Finland’s climate policy is also among the most ambitious ones in the world. Finland’s objective of achieving carbon neutrality by 2035 is exceptionally clear. This has also been noted by the UN Secretary-General, and I hope that in your host countries you will take forward the message of Finland as a trailblazer.
The fact that our own home base is in order makes us a credible actor in our role as the Presidency of the Council of the EU as well. This requires harmonised policies and strategies, and I believe that we can achieve this during our Presidency. We also give our full support to the Un Climate Summit to be hosted by the Secretary-General in September – what we are facing is the future of our planet and competition against time. We are also looking forward to the UN High-level Political Forum on Sustainable Development next summer.
Many of you are active as Finland’s permanent representatives in multilateral organisations or follow such organisations in the host country. We hope that our message – a multilateral approach at the core of our policy – comes through at all levels of these organisations and that you can tap into my Government’s priorities as a resource.
Reforming and strengthening of the UN system is an important objective for the Government. In order to change the global policy we must be awake and try to be not only present but also able to take the initiative in places where we may not always have succeeded.
At the same time, I call for a shared ownership of the Government in multilateral issues, which also applies to making good use of our network of foreign missions and recruitment of Finnish experts to international organisations. Similarly, we will mobilise the whole Government in advocating our membership in the UN Human Rights Commission in 2022–2024 and UN Security Council in 2029–2030.
To conclude, I wish to talk about Africa. What we know about Africa is still quite superficial, at least in Finland. The old Africa is also a continent for the young. What I am thinking about is the demography of the continent and its great challenges. The problem for Europe has been to see Africa as a single entity and the neglect of its diversity, with an approach often characterised by focus on European concerns.
However, today we are seeing that many African countries are very well aware of the challenges. In a recent interview the President of Niger, which constitutes one of the hubs of African migration, told that the country’s population doubles every 18 years, pointing out that this trend cannot be sustained. In 2050 Niger will have the second-largest population is West Africa, still far behind its neighbour Nigeria, the African giant. I believe that, despite the problems involved, both Europe and the African countries are now ready to aim for a genuine partnership.
We must continue the good dialogue with the African Union and its Member States and find new stakeholders who are committed to supporting our efforts. Africa is hungry for investments. When Finland’s Presidency of the Council of the EU has ended, Africa will be the destination of my first long export promotion trip.
Africa is also hungry for positive messages. Young people living in the continent are not just figures in demographic statistics. I want to meet them and give them faith in the future of Africa.

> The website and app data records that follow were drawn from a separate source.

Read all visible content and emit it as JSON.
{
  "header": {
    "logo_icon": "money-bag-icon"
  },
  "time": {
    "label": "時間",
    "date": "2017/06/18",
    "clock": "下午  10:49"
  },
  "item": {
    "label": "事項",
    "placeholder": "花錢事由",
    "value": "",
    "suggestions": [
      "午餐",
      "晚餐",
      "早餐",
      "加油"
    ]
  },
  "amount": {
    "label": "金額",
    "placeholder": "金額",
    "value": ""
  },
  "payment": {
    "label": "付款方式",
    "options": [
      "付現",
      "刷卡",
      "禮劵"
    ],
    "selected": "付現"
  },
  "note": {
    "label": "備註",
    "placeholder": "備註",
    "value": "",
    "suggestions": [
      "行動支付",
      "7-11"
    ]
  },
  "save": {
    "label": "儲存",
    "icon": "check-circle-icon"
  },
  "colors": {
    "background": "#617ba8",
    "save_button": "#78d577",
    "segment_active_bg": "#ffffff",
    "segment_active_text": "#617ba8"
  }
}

I have a good feeling that our relationship is built on mutual trust. The present global political situation requires seamless collaboration. It requires good understanding of the big picture and a long perspective. In this respect, the Ministry for Foreign Affairs and its network of foreign missions has a unique position in our central government. As you have noted, the Government Programme prepares for expanding our network of foreign missions.

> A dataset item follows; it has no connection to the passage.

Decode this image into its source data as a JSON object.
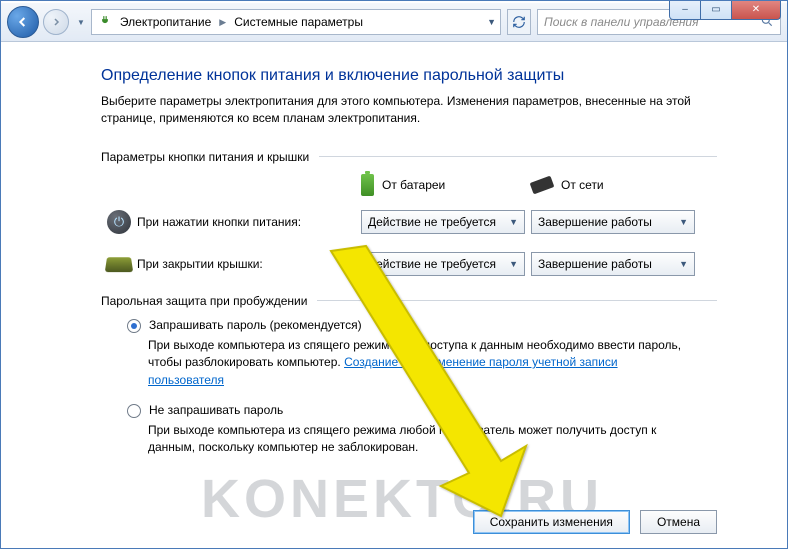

I have been happy to see how our missions abroad are understood to serve the government as a whole and vice versa – I hope that we are giving all the support you need for your important work. I think we may be heading in the same direction.